◆ WHAT YOU NEED TO DO
Each line below that includes the word "name" is to be reported.

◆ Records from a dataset
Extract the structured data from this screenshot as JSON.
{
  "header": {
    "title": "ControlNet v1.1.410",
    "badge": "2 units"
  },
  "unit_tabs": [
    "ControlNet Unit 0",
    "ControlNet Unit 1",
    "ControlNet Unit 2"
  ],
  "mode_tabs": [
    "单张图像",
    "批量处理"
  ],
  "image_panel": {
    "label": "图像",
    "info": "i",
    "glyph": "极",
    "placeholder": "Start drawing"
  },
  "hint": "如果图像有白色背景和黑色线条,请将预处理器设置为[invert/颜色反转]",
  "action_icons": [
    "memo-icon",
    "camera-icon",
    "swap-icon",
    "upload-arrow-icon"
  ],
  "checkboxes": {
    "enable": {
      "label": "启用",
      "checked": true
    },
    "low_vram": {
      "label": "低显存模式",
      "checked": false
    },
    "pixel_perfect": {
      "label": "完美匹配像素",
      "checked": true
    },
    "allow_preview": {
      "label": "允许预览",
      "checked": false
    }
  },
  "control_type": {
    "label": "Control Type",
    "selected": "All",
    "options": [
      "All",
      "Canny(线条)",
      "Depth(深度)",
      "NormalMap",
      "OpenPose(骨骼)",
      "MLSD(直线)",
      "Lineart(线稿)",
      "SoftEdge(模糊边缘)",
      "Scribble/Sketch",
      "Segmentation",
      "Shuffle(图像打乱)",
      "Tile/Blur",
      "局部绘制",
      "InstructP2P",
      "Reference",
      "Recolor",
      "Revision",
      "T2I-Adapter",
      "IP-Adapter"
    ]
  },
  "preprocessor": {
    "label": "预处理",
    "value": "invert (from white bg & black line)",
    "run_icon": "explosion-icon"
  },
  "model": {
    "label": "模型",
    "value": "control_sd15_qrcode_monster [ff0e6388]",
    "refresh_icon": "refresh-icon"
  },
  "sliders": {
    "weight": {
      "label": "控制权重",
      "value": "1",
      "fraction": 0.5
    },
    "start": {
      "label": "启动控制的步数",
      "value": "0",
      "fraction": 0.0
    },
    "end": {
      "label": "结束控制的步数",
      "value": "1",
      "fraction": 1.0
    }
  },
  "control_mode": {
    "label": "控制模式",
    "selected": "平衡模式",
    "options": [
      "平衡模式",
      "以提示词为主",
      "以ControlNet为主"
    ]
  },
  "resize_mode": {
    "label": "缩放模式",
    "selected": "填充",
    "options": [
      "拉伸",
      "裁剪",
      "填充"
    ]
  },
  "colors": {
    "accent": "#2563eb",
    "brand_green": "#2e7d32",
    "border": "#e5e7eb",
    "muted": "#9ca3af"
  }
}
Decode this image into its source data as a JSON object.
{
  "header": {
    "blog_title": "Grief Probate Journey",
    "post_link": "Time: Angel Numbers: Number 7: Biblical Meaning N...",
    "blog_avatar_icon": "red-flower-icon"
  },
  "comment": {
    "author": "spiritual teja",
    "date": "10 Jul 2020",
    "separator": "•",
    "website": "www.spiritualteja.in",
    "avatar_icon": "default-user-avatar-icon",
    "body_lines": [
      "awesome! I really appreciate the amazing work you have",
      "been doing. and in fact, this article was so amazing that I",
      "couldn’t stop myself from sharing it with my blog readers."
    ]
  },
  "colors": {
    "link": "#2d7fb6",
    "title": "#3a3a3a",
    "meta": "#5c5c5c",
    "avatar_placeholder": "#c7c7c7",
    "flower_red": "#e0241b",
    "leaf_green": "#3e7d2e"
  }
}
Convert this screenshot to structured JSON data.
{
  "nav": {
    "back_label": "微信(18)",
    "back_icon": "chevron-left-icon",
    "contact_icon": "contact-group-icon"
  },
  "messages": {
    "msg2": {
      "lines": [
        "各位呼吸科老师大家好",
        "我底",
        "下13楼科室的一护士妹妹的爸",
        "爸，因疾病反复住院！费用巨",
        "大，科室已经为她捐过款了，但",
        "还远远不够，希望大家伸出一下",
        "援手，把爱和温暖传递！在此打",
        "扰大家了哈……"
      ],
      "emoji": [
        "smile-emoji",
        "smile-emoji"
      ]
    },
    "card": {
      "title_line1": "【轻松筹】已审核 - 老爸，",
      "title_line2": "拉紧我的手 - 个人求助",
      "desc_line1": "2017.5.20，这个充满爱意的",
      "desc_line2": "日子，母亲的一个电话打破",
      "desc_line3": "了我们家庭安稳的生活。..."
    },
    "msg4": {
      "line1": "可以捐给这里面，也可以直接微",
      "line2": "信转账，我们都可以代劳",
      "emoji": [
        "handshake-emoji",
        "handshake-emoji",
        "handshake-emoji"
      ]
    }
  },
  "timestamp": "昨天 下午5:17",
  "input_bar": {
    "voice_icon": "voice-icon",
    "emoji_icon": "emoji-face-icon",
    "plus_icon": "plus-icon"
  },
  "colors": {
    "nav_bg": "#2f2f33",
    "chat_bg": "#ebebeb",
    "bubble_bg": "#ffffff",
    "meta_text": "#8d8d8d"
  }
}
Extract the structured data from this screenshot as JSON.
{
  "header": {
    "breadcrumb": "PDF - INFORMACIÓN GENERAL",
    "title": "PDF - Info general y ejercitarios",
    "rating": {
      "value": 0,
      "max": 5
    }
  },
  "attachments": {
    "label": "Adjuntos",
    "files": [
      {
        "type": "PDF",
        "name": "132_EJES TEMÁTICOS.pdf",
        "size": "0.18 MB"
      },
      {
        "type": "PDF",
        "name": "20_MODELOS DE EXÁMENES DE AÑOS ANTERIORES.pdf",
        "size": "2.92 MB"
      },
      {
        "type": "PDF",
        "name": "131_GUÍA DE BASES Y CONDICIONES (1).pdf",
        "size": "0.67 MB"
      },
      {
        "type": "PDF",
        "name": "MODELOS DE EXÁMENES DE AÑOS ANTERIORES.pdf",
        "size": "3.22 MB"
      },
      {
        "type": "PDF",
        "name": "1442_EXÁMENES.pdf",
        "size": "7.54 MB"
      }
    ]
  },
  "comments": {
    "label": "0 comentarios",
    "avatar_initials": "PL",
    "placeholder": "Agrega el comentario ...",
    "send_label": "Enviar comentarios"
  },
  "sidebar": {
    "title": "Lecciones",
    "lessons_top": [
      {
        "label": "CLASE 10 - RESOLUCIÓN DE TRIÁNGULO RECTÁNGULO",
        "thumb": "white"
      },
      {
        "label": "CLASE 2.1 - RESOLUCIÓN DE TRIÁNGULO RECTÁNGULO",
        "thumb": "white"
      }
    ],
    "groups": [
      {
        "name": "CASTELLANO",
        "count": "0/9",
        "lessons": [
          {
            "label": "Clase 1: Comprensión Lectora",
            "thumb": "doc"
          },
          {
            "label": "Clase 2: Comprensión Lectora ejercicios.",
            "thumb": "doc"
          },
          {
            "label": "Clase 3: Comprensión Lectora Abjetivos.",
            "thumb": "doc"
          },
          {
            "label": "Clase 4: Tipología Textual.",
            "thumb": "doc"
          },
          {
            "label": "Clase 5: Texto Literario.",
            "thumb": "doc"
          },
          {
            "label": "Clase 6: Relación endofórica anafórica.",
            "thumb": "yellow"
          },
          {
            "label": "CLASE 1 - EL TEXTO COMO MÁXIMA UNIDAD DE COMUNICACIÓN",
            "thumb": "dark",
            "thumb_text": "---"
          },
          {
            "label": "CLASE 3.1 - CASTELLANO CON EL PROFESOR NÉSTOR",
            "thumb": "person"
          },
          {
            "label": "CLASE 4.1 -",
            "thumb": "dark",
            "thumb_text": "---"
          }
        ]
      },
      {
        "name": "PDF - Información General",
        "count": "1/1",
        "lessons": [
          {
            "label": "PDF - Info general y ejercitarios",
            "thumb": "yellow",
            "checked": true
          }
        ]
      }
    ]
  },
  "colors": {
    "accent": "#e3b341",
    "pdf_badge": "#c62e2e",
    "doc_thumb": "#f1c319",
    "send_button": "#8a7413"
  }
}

◆ YOUR SOLUTION
        "name": "132_EJES TEMÁTICOS.pdf",
        "name": "20_MODELOS DE EXÁMENES DE AÑOS ANTERIORES.pdf",
        "name": "131_GUÍA DE BASES Y CONDICIONES (1).pdf",
        "name": "MODELOS DE EXÁMENES DE AÑOS ANTERIORES.pdf",
        "name": "1442_EXÁMENES.pdf",
        "name": "CASTELLANO",
        "name": "PDF - Información General",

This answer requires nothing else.